District officials say the current elementary layout limits shared teaching and learning spaces and has inadequate kitchen facilities, gym space and cafeteria space. The school also lacks a loading dock. The long-term plan, after a new elementary school is built, is to turn the current building into a community space that would include district offices, health services, community education and Summit Academy programming (high school level professional studies courses that combine cross-curricular and real-world learning).
Another project is $3.6 million in high school renovations and construction of a STEAM lab. The lab would house high powered computers for computer aided drafting programs, 3D printers and a robotics lab and equipment. Other renovations would include moving the front office closer to the high school entrance to increase safety measures.
Another $1 million would be used to reconfigure school and CERC parking lots and road access. The district and Jordan City Council have agreed to partner on a $24,193 traffic management study that will analyze congestion, particularly during pickup and drop-off hours, along Sunset Drive and Aberdeen Avenue. The two parties have agreed to split the cost of the study.
Rounding out the first slate of projects, the district is looking to allocate $400,000 to build a parking lot along Hope Avenue and $800,000 to build a community recreation field on the south campus.
Approval of the third question would OK a $5.5 million high school auditorium renovation that would add 200 seats and update technology in the theater. Helgerson said the school needs special permission from the fire marshal to bring in additional seating for popular events like the spring pops concert.

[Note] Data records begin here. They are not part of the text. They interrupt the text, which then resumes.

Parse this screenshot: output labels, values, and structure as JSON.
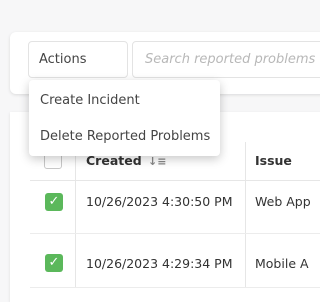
{
  "toolbar": {
    "actions_label": "Actions",
    "search_placeholder": "Search reported problems"
  },
  "actions_menu": {
    "items": [
      {
        "label": "Create Incident"
      },
      {
        "label": "Delete Reported Problems"
      }
    ]
  },
  "table": {
    "columns": [
      {
        "label": "Created",
        "sort_icon": "↓≡"
      },
      {
        "label": "Issue"
      }
    ],
    "rows": [
      {
        "checked": true,
        "created": "10/26/2023 4:30:50 PM",
        "issue": "Web App"
      },
      {
        "checked": true,
        "created": "10/26/2023 4:29:34 PM",
        "issue": "Mobile A"
      }
    ]
  },
  "colors": {
    "checkbox_checked": "#5bb85b",
    "background": "#f7f7f8"
  }
}
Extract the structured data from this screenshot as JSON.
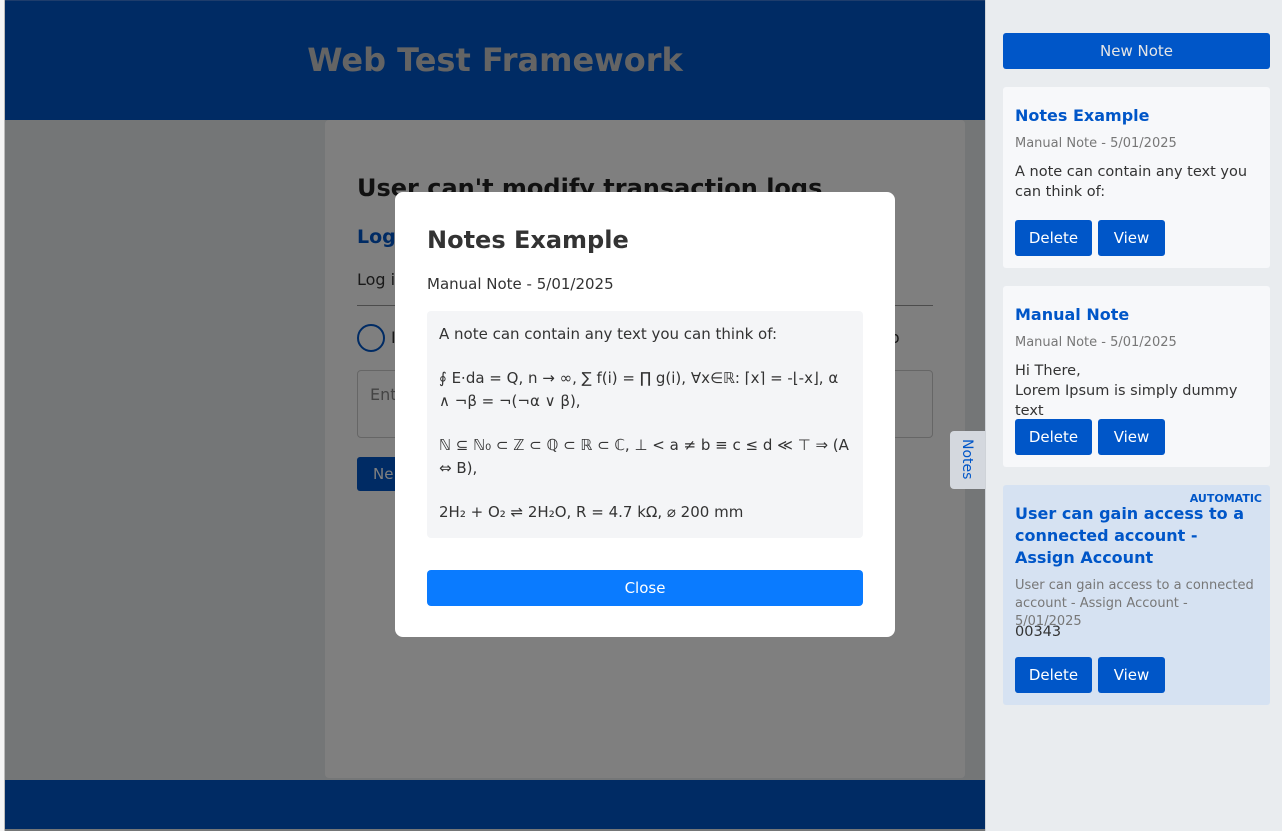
{
  "app": {
    "title": "Web Test Framework"
  },
  "card": {
    "title": "User can't modify transaction logs",
    "subtitle": "Logi",
    "text": "Log i",
    "radio_label": "I",
    "radio_tail": "ip",
    "input_placeholder": "Ent",
    "next_button": "Ne"
  },
  "modal": {
    "title": "Notes Example",
    "meta": "Manual Note - 5/01/2025",
    "body": [
      "A note can contain any text you can think of:",
      "∮ E⋅da = Q, n → ∞, ∑ f(i) = ∏ g(i), ∀x∈ℝ: ⌈x⌉ = -⌊-x⌋, α ∧ ¬β = ¬(¬α ∨ β),",
      "ℕ ⊆ ℕ₀ ⊂ ℤ ⊂ ℚ ⊂ ℝ ⊂ ℂ, ⊥ < a ≠ b ≡ c ≤ d ≪ ⊤ ⇒ (A ⇔ B),",
      "2H₂ + O₂ ⇌ 2H₂O, R = 4.7 kΩ, ⌀ 200 mm"
    ],
    "close_label": "Close"
  },
  "notes_tab": {
    "label": "Notes"
  },
  "sidebar": {
    "new_note_label": "New Note",
    "notes": [
      {
        "title": "Notes Example",
        "meta": "Manual Note - 5/01/2025",
        "body": "A note can contain any text you can think of:",
        "delete_label": "Delete",
        "view_label": "View"
      },
      {
        "title": "Manual Note",
        "meta": "Manual Note - 5/01/2025",
        "body_line1": "Hi There,",
        "body_line2": "Lorem Ipsum is simply dummy text",
        "delete_label": "Delete",
        "view_label": "View"
      },
      {
        "badge": "AUTOMATIC",
        "title": "User can gain access to a connected account - Assign Account",
        "meta": "User can gain access to a connected account - Assign Account - 5/01/2025",
        "body": "00343",
        "delete_label": "Delete",
        "view_label": "View"
      }
    ]
  }
}
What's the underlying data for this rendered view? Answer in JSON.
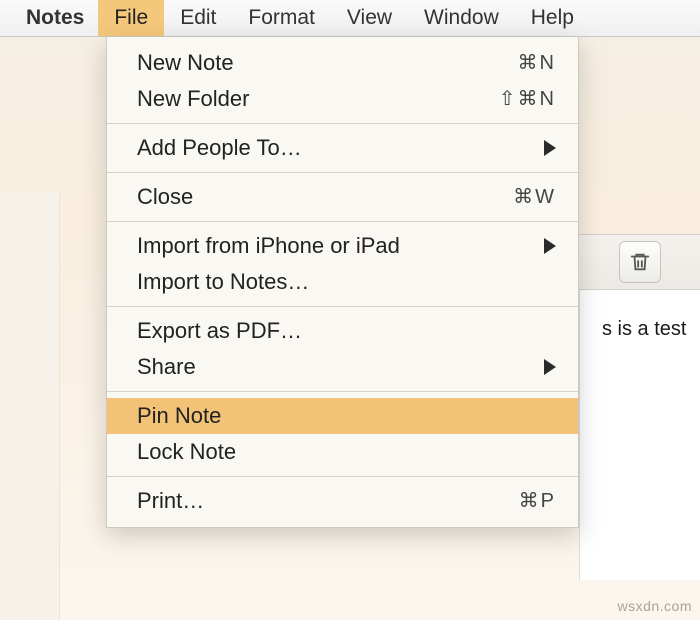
{
  "menubar": {
    "app": "Notes",
    "items": [
      "File",
      "Edit",
      "Format",
      "View",
      "Window",
      "Help"
    ],
    "openIndex": 0
  },
  "fileMenu": {
    "groups": [
      [
        {
          "label": "New Note",
          "shortcut": "⌘N"
        },
        {
          "label": "New Folder",
          "shortcut": "⇧⌘N"
        }
      ],
      [
        {
          "label": "Add People To…",
          "submenu": true
        }
      ],
      [
        {
          "label": "Close",
          "shortcut": "⌘W"
        }
      ],
      [
        {
          "label": "Import from iPhone or iPad",
          "submenu": true
        },
        {
          "label": "Import to Notes…"
        }
      ],
      [
        {
          "label": "Export as PDF…"
        },
        {
          "label": "Share",
          "submenu": true
        }
      ],
      [
        {
          "label": "Pin Note",
          "highlight": true
        },
        {
          "label": "Lock Note"
        }
      ],
      [
        {
          "label": "Print…",
          "shortcut": "⌘P"
        }
      ]
    ]
  },
  "toolbar": {
    "trash_tooltip": "Delete"
  },
  "note": {
    "line1": "s is a test"
  },
  "watermark": "wsxdn.com"
}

A $9.3 million recreation building would be built on the south campus near the proposed early learning center. The building would consist of a large indoor facility with field turf with golf and archery simulator bays, a track and other amenities aimed at serving the entire community as an extension of the CERC. The facility would include field sports space for soccer, lacrosse, baseball, softball, track and field and football

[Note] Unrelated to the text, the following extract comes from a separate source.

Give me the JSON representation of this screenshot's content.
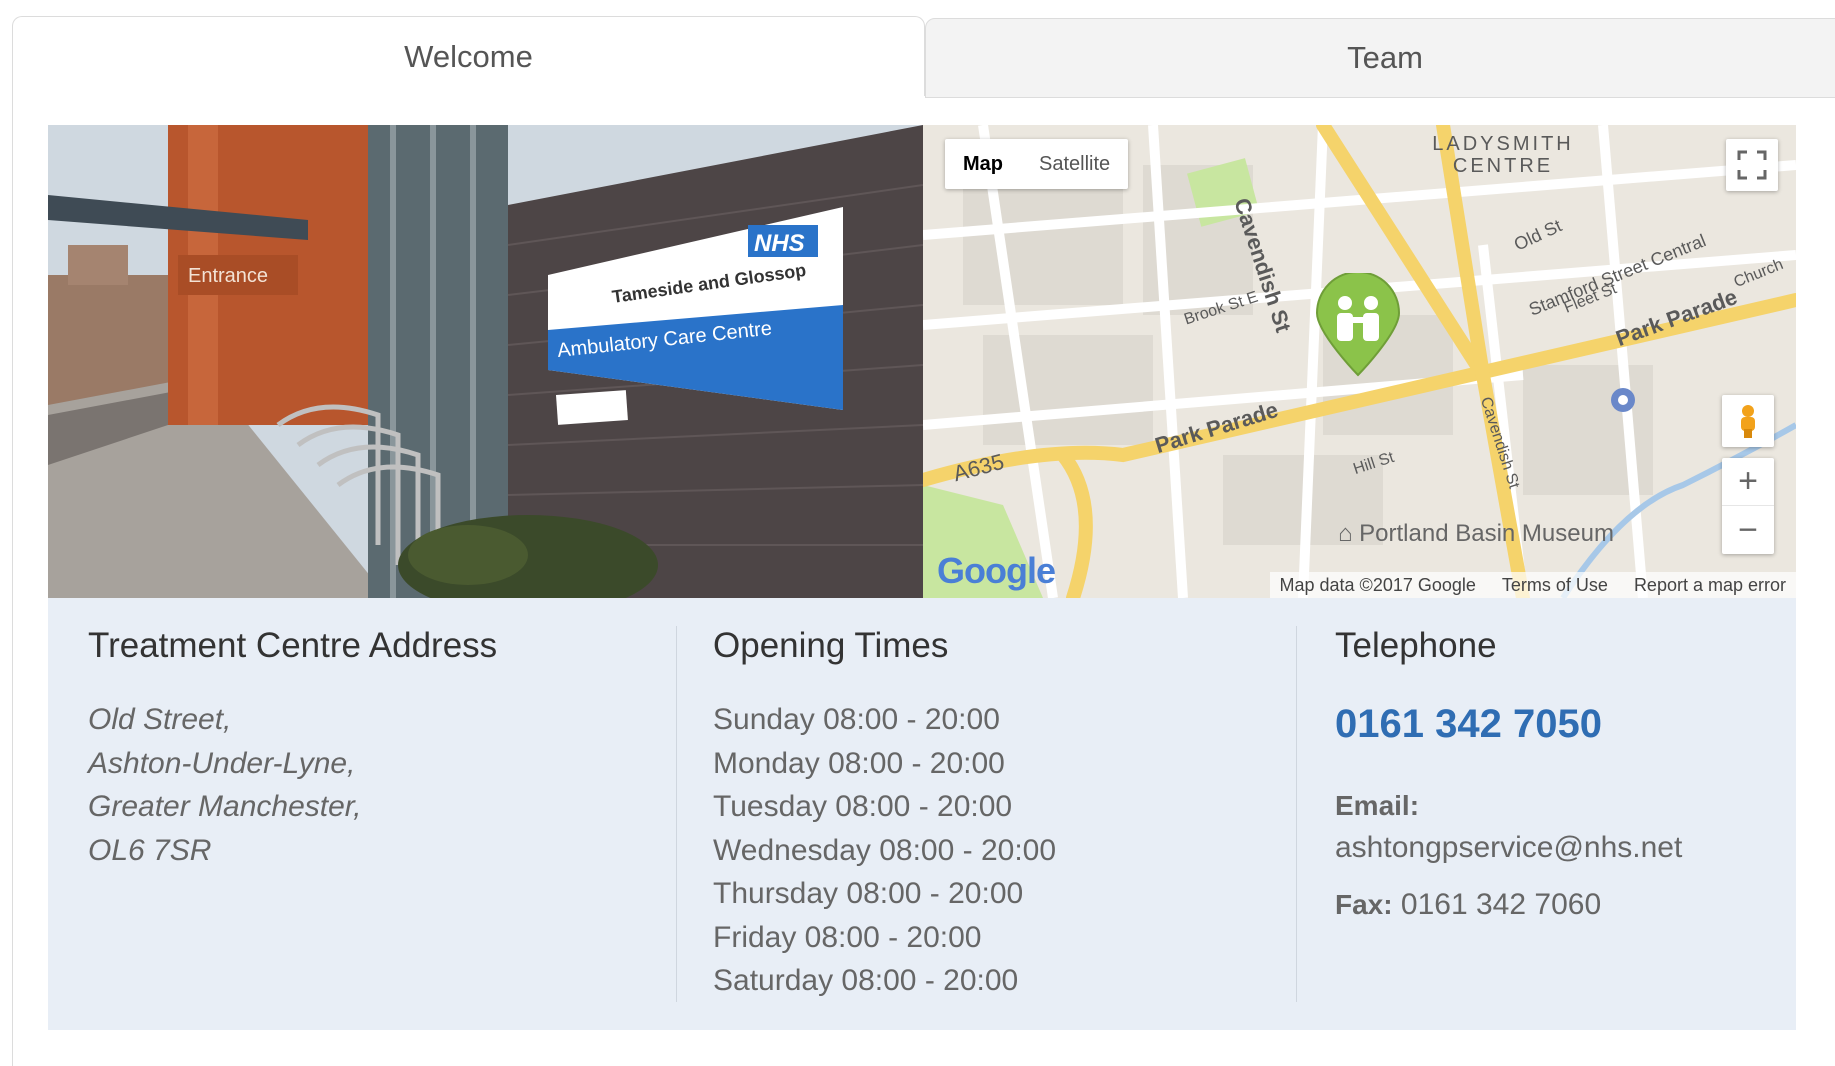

District officials are also interested in developing partnerships and rental agreements with other school districts to potentially give students who want to play currently unavailable activities, like lacrosse and hockey, a partner.
If all three measures are approved, construction on the south campus would begin in April 2020 and June 2020 on the north campus. The last time the school district held a referendum was in March 2014 to secure funding for CERC and remodel the middle school.